EXERCISE: Number of lines with "Extrude" in the data: give that figure by itself.

(RECORD EXCERPTS)

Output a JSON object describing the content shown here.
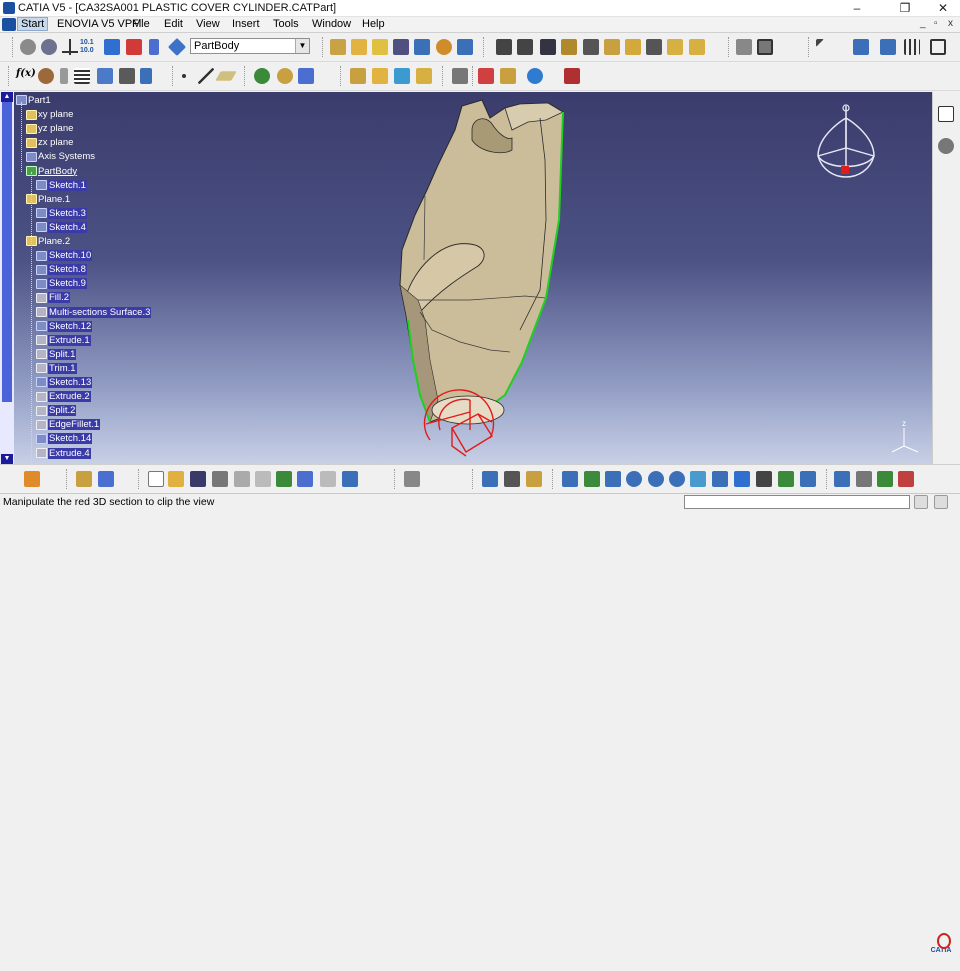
{
  "window": {
    "title": "CATIA V5 - [CA32SA001 PLASTIC COVER CYLINDER.CATPart]",
    "minimize": "–",
    "restore": "❐",
    "close": "✕",
    "mdi_minimize": "_",
    "mdi_restore": "▫",
    "mdi_close": "x"
  },
  "menu": {
    "items": [
      "Start",
      "ENOVIA V5 VPM",
      "File",
      "Edit",
      "View",
      "Insert",
      "Tools",
      "Window",
      "Help"
    ]
  },
  "toolbar": {
    "body_select_value": "PartBody",
    "fog_label": "f(x)"
  },
  "tree": {
    "nodes": [
      {
        "label": "Part1",
        "type": "root"
      },
      {
        "label": "xy plane",
        "type": "plane"
      },
      {
        "label": "yz plane",
        "type": "plane"
      },
      {
        "label": "zx plane",
        "type": "plane"
      },
      {
        "label": "Axis Systems",
        "type": "axis"
      },
      {
        "label": "PartBody",
        "type": "body"
      },
      {
        "label": "Sketch.1",
        "type": "sketch"
      },
      {
        "label": "Plane.1",
        "type": "plane"
      },
      {
        "label": "Sketch.3",
        "type": "sketch"
      },
      {
        "label": "Sketch.4",
        "type": "sketch"
      },
      {
        "label": "Plane.2",
        "type": "plane"
      },
      {
        "label": "Sketch.10",
        "type": "sketch"
      },
      {
        "label": "Sketch.8",
        "type": "sketch"
      },
      {
        "label": "Sketch.9",
        "type": "sketch"
      },
      {
        "label": "Fill.2",
        "type": "feat"
      },
      {
        "label": "Multi-sections Surface.3",
        "type": "feat"
      },
      {
        "label": "Sketch.12",
        "type": "sketch"
      },
      {
        "label": "Extrude.1",
        "type": "feat"
      },
      {
        "label": "Split.1",
        "type": "feat"
      },
      {
        "label": "Trim.1",
        "type": "feat"
      },
      {
        "label": "Sketch.13",
        "type": "sketch"
      },
      {
        "label": "Extrude.2",
        "type": "feat"
      },
      {
        "label": "Split.2",
        "type": "feat"
      },
      {
        "label": "EdgeFillet.1",
        "type": "feat"
      },
      {
        "label": "Sketch.14",
        "type": "sketch"
      },
      {
        "label": "Extrude.4",
        "type": "feat"
      }
    ]
  },
  "status": {
    "message": "Manipulate the red 3D section to clip the view"
  },
  "viewport": {
    "axis_label": "z",
    "compass_icon": "compass-icon"
  },
  "brand": {
    "logo_text": "CATIA"
  },
  "colors": {
    "viewport_top": "#3a3c6c",
    "viewport_bottom": "#c8d0e6",
    "part_fill": "#cbbd9a",
    "highlight_edge": "#1fd01f",
    "section": "#e21b1b"
  }
}
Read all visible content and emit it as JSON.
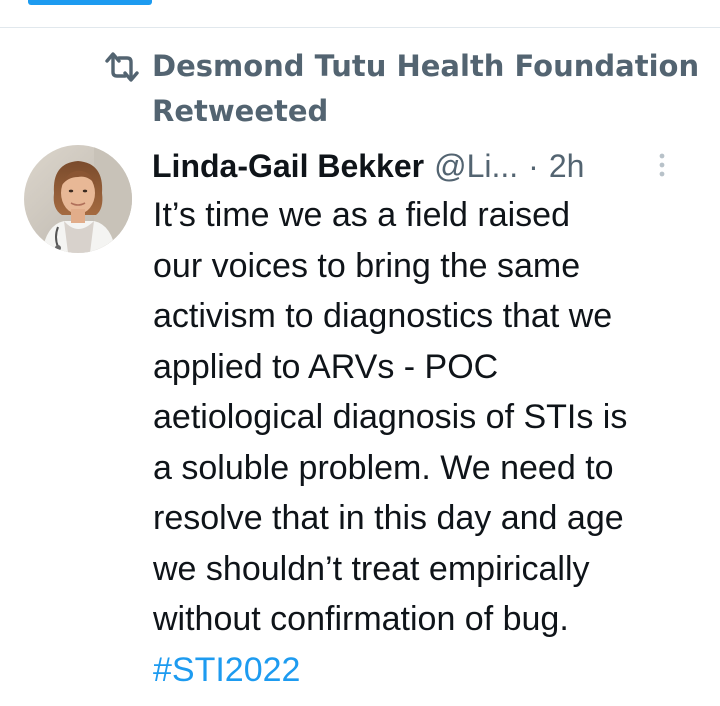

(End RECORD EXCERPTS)

COMPLETED TASK: 3